32. Relloso M, Puig-Kroger A, Pello OM, Rodriguez-Fernandez JL, de la Rosa G, Longo N, et al. DC-SIGN (CD209) expression is IL-4 dependent and is negatively regulated by IFN, TGF-beta, and anti-inflammatory agents. J Immunol 2002; 168:2634–2643.
33. Dickensheets HL, Donnelly RP. IFN-gamma and IL-10 inhibit induction of IL-1 receptor type I and type II gene expression by IL-4 and IL-13 in human monocytes. J Immunol 1997; 159:6226–6233.
34. Dickensheets HL, Venkataraman C, Schindler U, Donnelly RP. Interferons inhibit activation of STAT6 by interleukin 4 in human monocytes by inducing SOCS-1 gene expression. Proc Natl Acad Sci U S A 1999; 96:10800–10805.
35. Du T, Hu K, Yang J, Jin J, Li C, Stieh D, et al. Bifunctional CD4-DC-SIGN fusion proteins demonstrate enhanced avidity to gp120 and inhibit HIV-1 infection and dissemination. Antimicrob Agents Chemother 2012; 56:4640–4649.
36. Eggink D, Melchers M, Wuhrer M, van Montfort T, Dey AK, Naaijkens BA, et al. Lack of complex N-glycans on HIV-1 envelope glycoproteins preserves protein conformation and entry function. Virology 2010; 401:236–247.
37. Saidi H, Carbonneil C, Magri G, Eslahpazire J, Sekaly RP, Belec L. Differential modulation of R5-tropic HIV-1 transfer from macrophages towards T cells under IL-4/IL-13 microenvironment. Hum Immunol 2009; 71:1–13.
38. Soilleux EJ, Morris LS, Leslie G, Chehimi J, Luo Q, Levroney E, et al. Constitutive and induced expression of DC-SIGN on dendritic cell and macrophage subpopulations in situ and in vitro. J Leukoc Biol 2002; 71:445–457.
39. Soilleux EJ, Morris LS, Lee B, Pohlmann S, Trowsdale J, Doms RW, Coleman N. Placental expression of DC-SIGN may mediate intrauterine vertical transmission of HIV. J Pathol 2001; 195:586–592.
40. den Dunnen J, Gringhuis SI, Geijtenbeek TB. Innate signaling by the C-type lectin DC-SIGN dictates immune responses. Cancer Immunol Immunother 2009; 58:1149–1157.
41. Gordon S, Taylor PR. Monocyte and macrophage heterogeneity. Nat Rev Immunol 2005; 5:953–964.

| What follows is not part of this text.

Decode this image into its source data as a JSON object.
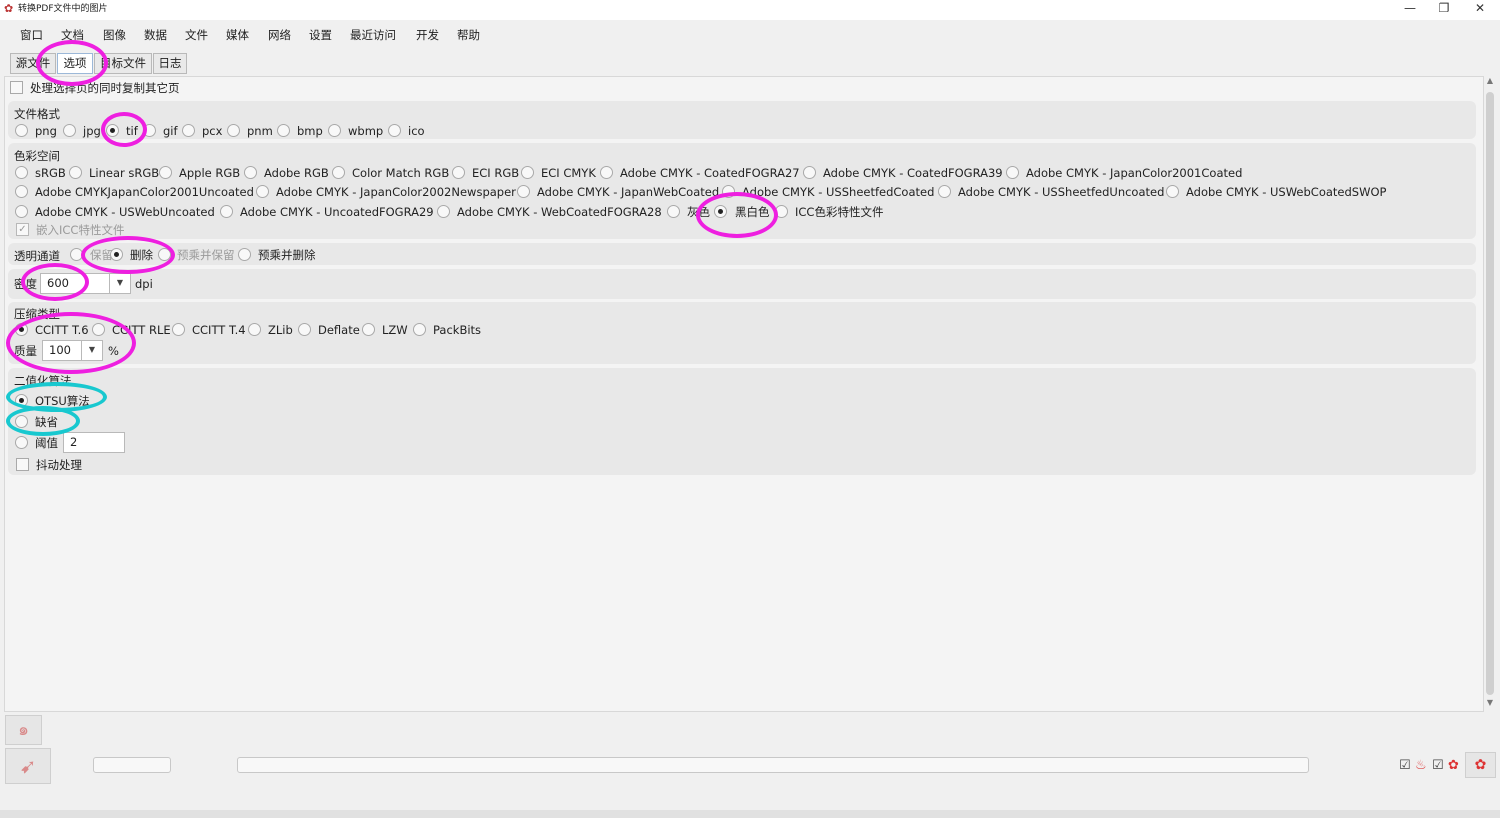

42. Platt AM, Mowat AM. Mucosal macrophages and the regulation of immune responses in the intestine. Immunol Lett 2008; 119:22–31.

dendritic cell-specific intercellular adhesion molecule-3 grabbing nonintegrin; HIV transmission; HIV-1; macrophage polarization; T cells

© 2013 Lippincott Williams & Wilkins, Inc.